A-Z of cartography

During June and July 2018 we’ll be bringing you the #AZCartography from our GeoDataViz team.

Starting on Monday 4 June we’ll be sharing three hints and tips with you each week to guide you through the world of cartography.

A – Analysis

Geographic data can be used to perform geographical analysis. This is often performed using Geographic Information Software (GIS) and can be used to help you perform map-based analysis, answering and addressing numerous questions about your data. 

B - Boundaries

Boundaries on a map are normally used to represent the division between one entity or political unit from another, and are usually represented by a line. Boundaries are a good source for creating thematic maps which generally focus on a particular theme connected with a geographical area.

C - Colour

Colour plays an important part in helping aid the communication of a maps layers. It can be used to help provide familiarity between the real world and its representation on a map and can make the important elements of your map stand out. The OS GDV toolkit offers some useful guidance.

D - Data

Geographic data is information describing the location and attributes of real world things including their shapes and representation. This data comes in a range of formats and can be used to make maps, solve problems, provide insights and more.

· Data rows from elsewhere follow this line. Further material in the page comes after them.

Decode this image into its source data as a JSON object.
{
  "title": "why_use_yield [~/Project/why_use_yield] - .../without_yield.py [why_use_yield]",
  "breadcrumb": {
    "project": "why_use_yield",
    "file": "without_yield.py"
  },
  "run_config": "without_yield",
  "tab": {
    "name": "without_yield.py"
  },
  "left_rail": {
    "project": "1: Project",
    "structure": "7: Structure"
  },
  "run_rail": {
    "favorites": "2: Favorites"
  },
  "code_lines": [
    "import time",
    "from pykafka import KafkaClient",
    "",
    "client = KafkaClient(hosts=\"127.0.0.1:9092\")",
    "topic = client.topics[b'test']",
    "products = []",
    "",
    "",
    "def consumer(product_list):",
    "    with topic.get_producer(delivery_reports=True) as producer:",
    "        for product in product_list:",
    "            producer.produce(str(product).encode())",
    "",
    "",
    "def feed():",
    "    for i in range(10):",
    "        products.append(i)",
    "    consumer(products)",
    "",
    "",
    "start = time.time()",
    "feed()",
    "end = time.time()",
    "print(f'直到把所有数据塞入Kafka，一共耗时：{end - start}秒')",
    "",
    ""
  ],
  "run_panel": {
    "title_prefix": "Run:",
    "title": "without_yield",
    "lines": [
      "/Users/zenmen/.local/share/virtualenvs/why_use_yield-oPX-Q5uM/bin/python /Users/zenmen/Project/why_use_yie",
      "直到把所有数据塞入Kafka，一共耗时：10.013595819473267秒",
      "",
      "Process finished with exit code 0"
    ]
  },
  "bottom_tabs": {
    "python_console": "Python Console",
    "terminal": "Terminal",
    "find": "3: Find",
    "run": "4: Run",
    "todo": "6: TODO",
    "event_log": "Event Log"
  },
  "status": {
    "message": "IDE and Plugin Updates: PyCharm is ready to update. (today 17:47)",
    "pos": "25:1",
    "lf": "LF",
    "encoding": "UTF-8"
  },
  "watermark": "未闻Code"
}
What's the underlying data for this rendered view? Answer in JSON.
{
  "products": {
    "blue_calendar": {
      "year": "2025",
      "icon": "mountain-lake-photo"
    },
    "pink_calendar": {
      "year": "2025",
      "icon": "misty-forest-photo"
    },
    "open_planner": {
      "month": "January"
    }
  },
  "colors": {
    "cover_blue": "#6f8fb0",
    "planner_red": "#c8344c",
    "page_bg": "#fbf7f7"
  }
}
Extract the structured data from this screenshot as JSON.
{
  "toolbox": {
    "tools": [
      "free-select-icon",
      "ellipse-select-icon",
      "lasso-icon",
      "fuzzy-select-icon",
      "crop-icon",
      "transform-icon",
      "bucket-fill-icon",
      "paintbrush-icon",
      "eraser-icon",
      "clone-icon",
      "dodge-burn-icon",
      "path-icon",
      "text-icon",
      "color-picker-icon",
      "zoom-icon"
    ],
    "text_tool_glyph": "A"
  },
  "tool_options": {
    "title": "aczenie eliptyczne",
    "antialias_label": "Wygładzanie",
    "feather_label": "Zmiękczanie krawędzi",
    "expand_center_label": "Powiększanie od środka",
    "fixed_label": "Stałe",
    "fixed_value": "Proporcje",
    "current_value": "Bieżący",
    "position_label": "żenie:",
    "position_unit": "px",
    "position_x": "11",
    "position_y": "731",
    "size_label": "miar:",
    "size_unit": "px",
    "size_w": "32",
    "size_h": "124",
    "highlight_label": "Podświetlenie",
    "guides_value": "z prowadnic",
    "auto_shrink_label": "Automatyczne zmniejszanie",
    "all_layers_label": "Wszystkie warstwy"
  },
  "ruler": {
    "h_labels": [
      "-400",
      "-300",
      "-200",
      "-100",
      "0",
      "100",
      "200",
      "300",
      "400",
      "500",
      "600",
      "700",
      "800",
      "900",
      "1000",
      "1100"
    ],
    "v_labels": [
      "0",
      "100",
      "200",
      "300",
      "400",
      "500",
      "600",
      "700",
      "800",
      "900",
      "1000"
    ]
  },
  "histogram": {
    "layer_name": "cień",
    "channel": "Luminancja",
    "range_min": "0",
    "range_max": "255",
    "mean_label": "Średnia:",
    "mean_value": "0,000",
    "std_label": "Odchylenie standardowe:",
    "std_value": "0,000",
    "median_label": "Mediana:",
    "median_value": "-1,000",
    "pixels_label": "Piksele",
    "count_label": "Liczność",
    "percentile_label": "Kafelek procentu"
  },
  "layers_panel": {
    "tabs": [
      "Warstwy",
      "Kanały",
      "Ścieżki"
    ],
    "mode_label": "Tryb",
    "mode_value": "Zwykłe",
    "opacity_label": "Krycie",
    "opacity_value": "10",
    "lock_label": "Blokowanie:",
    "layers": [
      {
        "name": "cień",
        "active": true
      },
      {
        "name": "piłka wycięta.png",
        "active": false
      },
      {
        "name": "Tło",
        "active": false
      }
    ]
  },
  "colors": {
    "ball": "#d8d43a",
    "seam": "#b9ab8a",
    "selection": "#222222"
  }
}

E - Elevation

Elevation is the distance above sea level and is most commonly depicted through a topographical map. It is usually measured in metres or feet and can be shown by contour lines, bands of colour or by numbers giving the exact elevation.

F - Fonts

The right font choice is an important part of the map design process. With so many to choose from, it is easy to get it wrong so try to keep it simple. Don’t clutter your map with a range of different fonts and only use fonts that are still legible at smaller sizes.

G - GIS

A geographic information system is used for capturing, storing, analysing and displaying spatial or geographic data. It can be used to link seemingly unrelated data, helping you better understand spatial patterns and relationships.